Indian minister calls for mandatory foetal gender tests

Women's rights activists say legalising the tests would increase foeticide of India's girls.

    India had 940 women for every 1,000 men, according to the last official census published in 2011 [EPA]
    India had 940 women for every 1,000 men, according to the last official census published in 2011 [EPA]

    India's children's minister has called for mandatory tests to determine the sex of an unborn child in an effort to counter high levels of female foeticide.

    But women's rights activists have described her suggestion as "shocking" and say legalising the tests would only increase the problem.

    Male babies are preferred in some regions of India, and abortions are sometimes carried out if families discover the sex is female. A 2011 study in the British medical journal The Lancet found that as many as 12 million girls had been aborted in the past three decades in India.

    Maneka Gandhi, the women and child development minister, said in a speech on Monday that recording the sex of a foetus from the start of pregnancy and then monitoring its progress would be more effective than banning prenatal sex tests.

    Inside Story: The 'genocide' of India's daughters

    The tests are officially illegal in India in a policy designed to stop unborn girls being aborted by parents who would prefer a boy.

    "When a woman becomes pregnant it should be registered and that way you will be able to monitor right until the end whether she gave birth or not and what happened," Gandhi said, during a speech in the western city of Jaipur.

    "Every pregnant woman should be compulsorily told whether it is a boy or girl."

    Parents and doctors can be jailed for up to five years for requesting or conducting a prenatal sex test, but they are still thought to be widespread, particularly in impoverished rural areas.

    'Enormous pressure'

    But women's rights groups said a change of policy would be a mistake and result in women from rural areas coming under even more pressure from their families to have an abortion.

    "This is not a very productive idea. In fact it could make things worse," Ranjana Kumari, director of the Delhi-based Centre for Social Research think-tank, told AFP.

    "This might work among educated women, but not for large numbers of women living in rural areas who are still under enormous pressure to live up to the social and cultural traditions to have a boy."

    READ MORE: Millions of aborted girls imbalance India

    The All India Democratic Women's Association, a Delhi-based advocacy group, said Gandhi's proposal was "shocking" and appeared to try to absolve the medical profession of responsibility for foeticide levels.
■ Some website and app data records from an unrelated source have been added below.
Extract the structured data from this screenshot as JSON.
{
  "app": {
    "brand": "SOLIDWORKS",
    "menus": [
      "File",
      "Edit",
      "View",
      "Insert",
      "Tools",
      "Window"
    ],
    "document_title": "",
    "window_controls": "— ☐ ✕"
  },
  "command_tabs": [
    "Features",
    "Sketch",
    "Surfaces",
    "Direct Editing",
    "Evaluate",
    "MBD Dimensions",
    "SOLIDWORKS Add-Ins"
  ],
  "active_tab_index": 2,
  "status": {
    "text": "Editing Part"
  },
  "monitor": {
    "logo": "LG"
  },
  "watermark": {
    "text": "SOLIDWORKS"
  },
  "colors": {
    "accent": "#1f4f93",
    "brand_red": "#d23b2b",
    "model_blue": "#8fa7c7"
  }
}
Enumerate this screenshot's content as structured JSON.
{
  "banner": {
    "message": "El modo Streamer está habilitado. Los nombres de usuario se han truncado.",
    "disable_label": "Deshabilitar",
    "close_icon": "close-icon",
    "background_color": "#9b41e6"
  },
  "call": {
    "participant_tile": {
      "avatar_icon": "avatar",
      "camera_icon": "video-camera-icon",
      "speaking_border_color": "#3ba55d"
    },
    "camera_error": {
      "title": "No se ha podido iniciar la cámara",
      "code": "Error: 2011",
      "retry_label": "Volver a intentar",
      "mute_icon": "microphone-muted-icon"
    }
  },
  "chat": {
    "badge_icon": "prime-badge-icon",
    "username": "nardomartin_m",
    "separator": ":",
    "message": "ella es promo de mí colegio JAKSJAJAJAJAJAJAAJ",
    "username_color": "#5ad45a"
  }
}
    "It will fuel a proliferation of illegal facilities for getting rid of unwanted female foetuses," the organisation said in a statement.

    "What is required is a continued and stringent implementation of the present act, which has clearly acted as a deterrent wherever it has been used effectively.

    "The Modi government must not pander to the interests of commercial interests at the expense of the girl child."

    India had 940 women for every 1,000 men, according to the last official census published in 2011, up from 933 in 2001 in a trend that some campaigners say vindicates the current policy of banning sex tests.

    India's 60 million girls that never were



    How Moscow lost Riyadh in 1938

    How Moscow lost Riyadh in 1938

    Russian-Saudi relations could be very different today, if Stalin hadn't killed the Soviet ambassador to Saudi Arabia.

    Interactive: Coding like a girl

    Interactive: Coding like a girl

    What obstacles do young women in technology have to overcome to achieve their dreams? Play this retro game to find out.

    The War in October: What Happened in 1973?

    The War in October: What Happened in 1973?

    Al Jazeera examines three weeks of war from which both Arabs and Israelis claimed to emerge victorious.